Germany Seeks to Block NATO Summit in Turkey: Report
TEHRAN (Tasnim) - Germany and other NATO allies have prevented Turkey from hosting next year's NATO summit, according to reports. Officials allegedly wanted to avoid the impression that NATO supports Turkey's "internal policy."
Germany, France, the Netherlands and Denmark have reportedly led a drive to block next year's NATO leader's summit from taking place in Turkey, according to a report published by German daily Die Welt on Wednesday.
The newspaper said that 18 EU nations and Canada agreed with the decision to prevent the meeting from taking place in Istanbul.
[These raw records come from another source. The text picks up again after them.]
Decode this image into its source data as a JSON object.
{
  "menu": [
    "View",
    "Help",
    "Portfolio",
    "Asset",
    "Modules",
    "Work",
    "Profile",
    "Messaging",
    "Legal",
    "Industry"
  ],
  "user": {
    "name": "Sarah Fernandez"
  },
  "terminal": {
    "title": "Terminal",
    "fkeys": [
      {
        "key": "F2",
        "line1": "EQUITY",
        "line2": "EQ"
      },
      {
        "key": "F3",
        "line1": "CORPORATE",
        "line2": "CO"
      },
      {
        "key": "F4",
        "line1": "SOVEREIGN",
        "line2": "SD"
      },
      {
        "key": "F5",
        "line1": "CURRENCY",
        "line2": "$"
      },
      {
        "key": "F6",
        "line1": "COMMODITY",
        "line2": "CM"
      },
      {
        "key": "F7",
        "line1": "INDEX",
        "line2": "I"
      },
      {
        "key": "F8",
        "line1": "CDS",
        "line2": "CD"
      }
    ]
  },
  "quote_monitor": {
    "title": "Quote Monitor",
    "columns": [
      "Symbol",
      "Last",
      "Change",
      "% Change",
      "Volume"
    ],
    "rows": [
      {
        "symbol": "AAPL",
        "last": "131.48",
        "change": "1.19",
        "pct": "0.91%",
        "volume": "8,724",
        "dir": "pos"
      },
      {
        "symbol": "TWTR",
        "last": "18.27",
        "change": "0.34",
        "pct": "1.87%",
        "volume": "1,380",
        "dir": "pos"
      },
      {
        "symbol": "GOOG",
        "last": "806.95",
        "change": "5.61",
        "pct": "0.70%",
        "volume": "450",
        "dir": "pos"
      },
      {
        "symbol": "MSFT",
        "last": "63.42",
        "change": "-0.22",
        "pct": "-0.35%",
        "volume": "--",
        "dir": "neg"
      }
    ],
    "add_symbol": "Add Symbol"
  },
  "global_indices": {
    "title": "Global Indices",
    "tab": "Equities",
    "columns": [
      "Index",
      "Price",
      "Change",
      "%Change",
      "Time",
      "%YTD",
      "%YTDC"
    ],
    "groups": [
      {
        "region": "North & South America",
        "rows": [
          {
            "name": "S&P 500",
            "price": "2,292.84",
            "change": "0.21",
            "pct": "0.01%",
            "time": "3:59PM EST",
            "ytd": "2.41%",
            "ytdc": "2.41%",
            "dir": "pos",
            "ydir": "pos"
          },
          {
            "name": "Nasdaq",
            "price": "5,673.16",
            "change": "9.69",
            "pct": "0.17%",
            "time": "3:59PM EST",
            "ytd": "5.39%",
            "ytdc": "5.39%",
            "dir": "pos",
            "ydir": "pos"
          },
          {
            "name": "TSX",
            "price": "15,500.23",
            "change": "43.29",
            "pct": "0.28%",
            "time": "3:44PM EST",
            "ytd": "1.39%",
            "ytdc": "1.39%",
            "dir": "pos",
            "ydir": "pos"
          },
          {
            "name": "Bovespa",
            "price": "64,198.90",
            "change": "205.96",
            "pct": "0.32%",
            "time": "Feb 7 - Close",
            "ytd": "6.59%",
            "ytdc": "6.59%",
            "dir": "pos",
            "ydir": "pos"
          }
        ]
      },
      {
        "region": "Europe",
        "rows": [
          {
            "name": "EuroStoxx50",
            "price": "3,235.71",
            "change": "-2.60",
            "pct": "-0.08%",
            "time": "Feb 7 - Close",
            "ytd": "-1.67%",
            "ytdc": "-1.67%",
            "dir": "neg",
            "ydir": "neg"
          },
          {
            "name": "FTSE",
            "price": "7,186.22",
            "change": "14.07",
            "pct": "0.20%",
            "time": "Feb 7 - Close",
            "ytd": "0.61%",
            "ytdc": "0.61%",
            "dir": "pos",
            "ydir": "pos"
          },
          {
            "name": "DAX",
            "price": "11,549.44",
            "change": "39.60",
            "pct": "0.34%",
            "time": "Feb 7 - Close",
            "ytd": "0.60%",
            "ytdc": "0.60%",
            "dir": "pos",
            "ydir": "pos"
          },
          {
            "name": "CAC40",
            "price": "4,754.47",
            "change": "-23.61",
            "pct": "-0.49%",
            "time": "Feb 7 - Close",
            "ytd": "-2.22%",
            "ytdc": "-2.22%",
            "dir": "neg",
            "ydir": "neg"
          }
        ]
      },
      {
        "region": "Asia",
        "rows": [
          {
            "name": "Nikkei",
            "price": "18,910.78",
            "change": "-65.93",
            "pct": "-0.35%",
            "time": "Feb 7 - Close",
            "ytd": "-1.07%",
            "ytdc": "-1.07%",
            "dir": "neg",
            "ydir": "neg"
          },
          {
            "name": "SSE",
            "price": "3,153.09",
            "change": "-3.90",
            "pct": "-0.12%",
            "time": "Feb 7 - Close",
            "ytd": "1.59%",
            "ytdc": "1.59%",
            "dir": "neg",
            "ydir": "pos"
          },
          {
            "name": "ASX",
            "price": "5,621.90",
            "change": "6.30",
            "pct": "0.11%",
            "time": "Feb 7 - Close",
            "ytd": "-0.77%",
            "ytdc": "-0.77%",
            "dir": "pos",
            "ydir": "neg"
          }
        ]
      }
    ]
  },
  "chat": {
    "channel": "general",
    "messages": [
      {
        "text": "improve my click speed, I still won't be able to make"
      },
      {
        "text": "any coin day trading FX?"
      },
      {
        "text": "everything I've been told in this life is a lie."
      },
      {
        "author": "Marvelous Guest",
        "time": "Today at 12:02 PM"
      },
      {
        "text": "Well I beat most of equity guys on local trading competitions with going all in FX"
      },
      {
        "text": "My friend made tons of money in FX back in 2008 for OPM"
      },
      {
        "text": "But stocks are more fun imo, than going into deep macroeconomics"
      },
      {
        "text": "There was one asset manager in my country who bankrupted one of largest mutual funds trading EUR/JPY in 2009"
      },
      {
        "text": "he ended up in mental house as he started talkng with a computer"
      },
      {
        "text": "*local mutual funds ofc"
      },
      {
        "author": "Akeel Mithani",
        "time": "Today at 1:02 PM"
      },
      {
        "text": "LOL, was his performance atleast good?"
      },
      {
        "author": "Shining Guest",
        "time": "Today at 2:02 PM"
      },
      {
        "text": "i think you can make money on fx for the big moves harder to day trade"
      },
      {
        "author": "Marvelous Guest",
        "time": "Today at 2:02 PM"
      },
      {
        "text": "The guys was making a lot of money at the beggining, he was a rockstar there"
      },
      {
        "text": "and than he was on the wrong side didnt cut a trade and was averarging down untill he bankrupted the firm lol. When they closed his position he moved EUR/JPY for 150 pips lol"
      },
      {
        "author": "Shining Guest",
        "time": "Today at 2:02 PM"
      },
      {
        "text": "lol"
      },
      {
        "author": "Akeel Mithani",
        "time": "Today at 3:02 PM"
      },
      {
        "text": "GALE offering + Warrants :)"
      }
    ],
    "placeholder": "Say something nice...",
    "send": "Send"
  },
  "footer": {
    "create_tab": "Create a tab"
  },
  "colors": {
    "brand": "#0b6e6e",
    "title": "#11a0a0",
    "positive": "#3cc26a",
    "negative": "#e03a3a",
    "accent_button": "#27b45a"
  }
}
Turkey allegedly offered to host the summit slated for 2018 in Istanbul during the alliance's 2016 meeting in Warsaw. However, NATO nations at that time agreed to postpone the decision to a later date, the German daily said, Deutsche Welle reported.
NATO defense ministers are expected to make a final decision when they meet in June. According to the report, the favored proposal envisions the meeting at NATO's new headquarters in Brussels.
Since a failed coup to overthrow the Turkish government, Ankara has launched a massive crackdown, targeting journalists, teachers, soldiers and judges.
"We do not want to enhance Turkey's international credentials and we want to avoid the impression that NATO supports the Turkish government's internal policy," high-ranking NATO diplomats said, according to Die Welt.
The move effectively marks another twist in relations between Berlin and Ankara, which have seen a notable downturn over the past two years.
Earlier this month, Turkey blocked German lawmakers from visiting a Bundeswehr deployment stationed at Incirlik air base. Ankara said it was in response to Berlin's decision to grant asylum to Turkish military personnel accused of participating in a failed coup to overthrow President Recep Tayyip Erdogan.
Since then, Berlin has assessed alternative host countries for the deployment, including Jordan, Kuwait and Cyprus, according to German officials.
Ahead of a key meeting with Erdogan during last week's NATO summit; German Chancellor Angela Merkel threatened to withdraw the German deployment at Incirlik if the two leaders were unable to find a way to move forward.
"I will make it very clear to the Turkish president during our talks that it is indispensable for our soldiers to be able to be visited by members of the German Bundestag, as ours is a parliamentary military," Merkel said.
Roughly 250 troops are currently stationed at Incirlik to aid in the US-led coalition against the "Daesh (also known as ISIL or ISIS)" militant group, providing reconnaissance and support for the international operation.